Problem to solve: Take the line containing "Enumerate this screenshot's" and every line after it to the end of the data, and write them out exactly as they appear.

Dataset:
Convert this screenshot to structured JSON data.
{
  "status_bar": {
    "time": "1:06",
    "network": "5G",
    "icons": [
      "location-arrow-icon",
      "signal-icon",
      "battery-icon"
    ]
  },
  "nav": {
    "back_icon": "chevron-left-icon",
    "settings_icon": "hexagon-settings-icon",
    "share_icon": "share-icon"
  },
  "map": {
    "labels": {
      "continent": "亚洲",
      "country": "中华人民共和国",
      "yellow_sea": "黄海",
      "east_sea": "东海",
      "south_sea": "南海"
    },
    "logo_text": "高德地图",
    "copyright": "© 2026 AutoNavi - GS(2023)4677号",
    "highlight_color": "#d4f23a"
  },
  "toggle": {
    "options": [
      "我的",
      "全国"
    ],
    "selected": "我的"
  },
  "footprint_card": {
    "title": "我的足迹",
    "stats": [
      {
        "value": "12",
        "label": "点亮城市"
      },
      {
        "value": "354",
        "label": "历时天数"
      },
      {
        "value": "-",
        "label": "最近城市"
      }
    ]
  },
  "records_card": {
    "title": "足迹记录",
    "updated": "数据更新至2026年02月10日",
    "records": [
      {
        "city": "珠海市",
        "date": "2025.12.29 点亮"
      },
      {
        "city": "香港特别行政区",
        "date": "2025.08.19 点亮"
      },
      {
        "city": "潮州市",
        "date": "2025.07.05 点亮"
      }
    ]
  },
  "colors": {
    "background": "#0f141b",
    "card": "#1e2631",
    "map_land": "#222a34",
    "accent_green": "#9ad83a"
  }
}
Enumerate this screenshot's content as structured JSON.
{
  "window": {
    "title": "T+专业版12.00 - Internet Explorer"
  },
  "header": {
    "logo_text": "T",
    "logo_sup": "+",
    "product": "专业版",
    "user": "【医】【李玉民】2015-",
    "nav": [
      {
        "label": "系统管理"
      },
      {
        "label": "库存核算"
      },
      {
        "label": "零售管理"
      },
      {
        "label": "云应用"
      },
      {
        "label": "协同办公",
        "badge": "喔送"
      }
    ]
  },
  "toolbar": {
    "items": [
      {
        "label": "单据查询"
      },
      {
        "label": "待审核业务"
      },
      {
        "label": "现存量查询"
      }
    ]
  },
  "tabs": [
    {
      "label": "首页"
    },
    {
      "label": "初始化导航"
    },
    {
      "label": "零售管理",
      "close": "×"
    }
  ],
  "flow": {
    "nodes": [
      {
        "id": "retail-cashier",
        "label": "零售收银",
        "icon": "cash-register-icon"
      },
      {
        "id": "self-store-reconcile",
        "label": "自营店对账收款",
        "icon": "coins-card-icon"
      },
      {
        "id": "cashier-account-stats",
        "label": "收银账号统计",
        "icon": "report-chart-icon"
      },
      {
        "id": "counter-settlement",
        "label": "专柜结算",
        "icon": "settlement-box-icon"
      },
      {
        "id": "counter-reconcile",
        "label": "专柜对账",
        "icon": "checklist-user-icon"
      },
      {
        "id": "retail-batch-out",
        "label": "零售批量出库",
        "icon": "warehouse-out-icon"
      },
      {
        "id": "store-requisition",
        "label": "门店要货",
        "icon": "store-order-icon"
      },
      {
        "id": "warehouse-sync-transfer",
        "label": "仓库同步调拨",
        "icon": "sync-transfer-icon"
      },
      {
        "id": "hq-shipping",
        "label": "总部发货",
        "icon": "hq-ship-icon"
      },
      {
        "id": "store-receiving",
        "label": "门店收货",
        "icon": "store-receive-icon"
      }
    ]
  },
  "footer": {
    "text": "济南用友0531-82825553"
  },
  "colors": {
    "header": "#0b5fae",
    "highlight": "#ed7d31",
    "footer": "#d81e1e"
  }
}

Task response:
Enumerate this screenshot's content as structured JSON.
{
  "window": {
    "title": "T+专业版12.00 - Internet Explorer"
  },
  "header": {
    "logo_text": "T",
    "logo_sup": "+",
    "product": "专业版",
    "user": "【医】【李玉民】2015-",
    "nav": [
      {
        "label": "系统管理"
      },
      {
        "label": "库存核算"
      },
      {
        "label": "零售管理"
      },
      {
        "label": "云应用"
      },
      {
        "label": "协同办公",
        "badge": "喔送"
      }
    ]
  },
  "toolbar": {
    "items": [
      {
        "label": "单据查询"
      },
      {
        "label": "待审核业务"
      },
      {
        "label": "现存量查询"
      }
    ]
  },
  "tabs": [
    {
      "label": "首页"
    },
    {
      "label": "初始化导航"
    },
    {
      "label": "零售管理",
      "close": "×"
    }
  ],
  "flow": {
    "nodes": [
      {
        "id": "retail-cashier",
        "label": "零售收银",
        "icon": "cash-register-icon"
      },
      {
        "id": "self-store-reconcile",
        "label": "自营店对账收款",
        "icon": "coins-card-icon"
      },
      {
        "id": "cashier-account-stats",
        "label": "收银账号统计",
        "icon": "report-chart-icon"
      },
      {
        "id": "counter-settlement",
        "label": "专柜结算",
        "icon": "settlement-box-icon"
      },
      {
        "id": "counter-reconcile",
        "label": "专柜对账",
        "icon": "checklist-user-icon"
      },
      {
        "id": "retail-batch-out",
        "label": "零售批量出库",
        "icon": "warehouse-out-icon"
      },
      {
        "id": "store-requisition",
        "label": "门店要货",
        "icon": "store-order-icon"
      },
      {
        "id": "warehouse-sync-transfer",
        "label": "仓库同步调拨",
        "icon": "sync-transfer-icon"
      },
      {
        "id": "hq-shipping",
        "label": "总部发货",
        "icon": "hq-ship-icon"
      },
      {
        "id": "store-receiving",
        "label": "门店收货",
        "icon": "store-receive-icon"
      }
    ]
  },
  "footer": {
    "text": "济南用友0531-82825553"
  },
  "colors": {
    "header": "#0b5fae",
    "highlight": "#ed7d31",
    "footer": "#d81e1e"
  }
}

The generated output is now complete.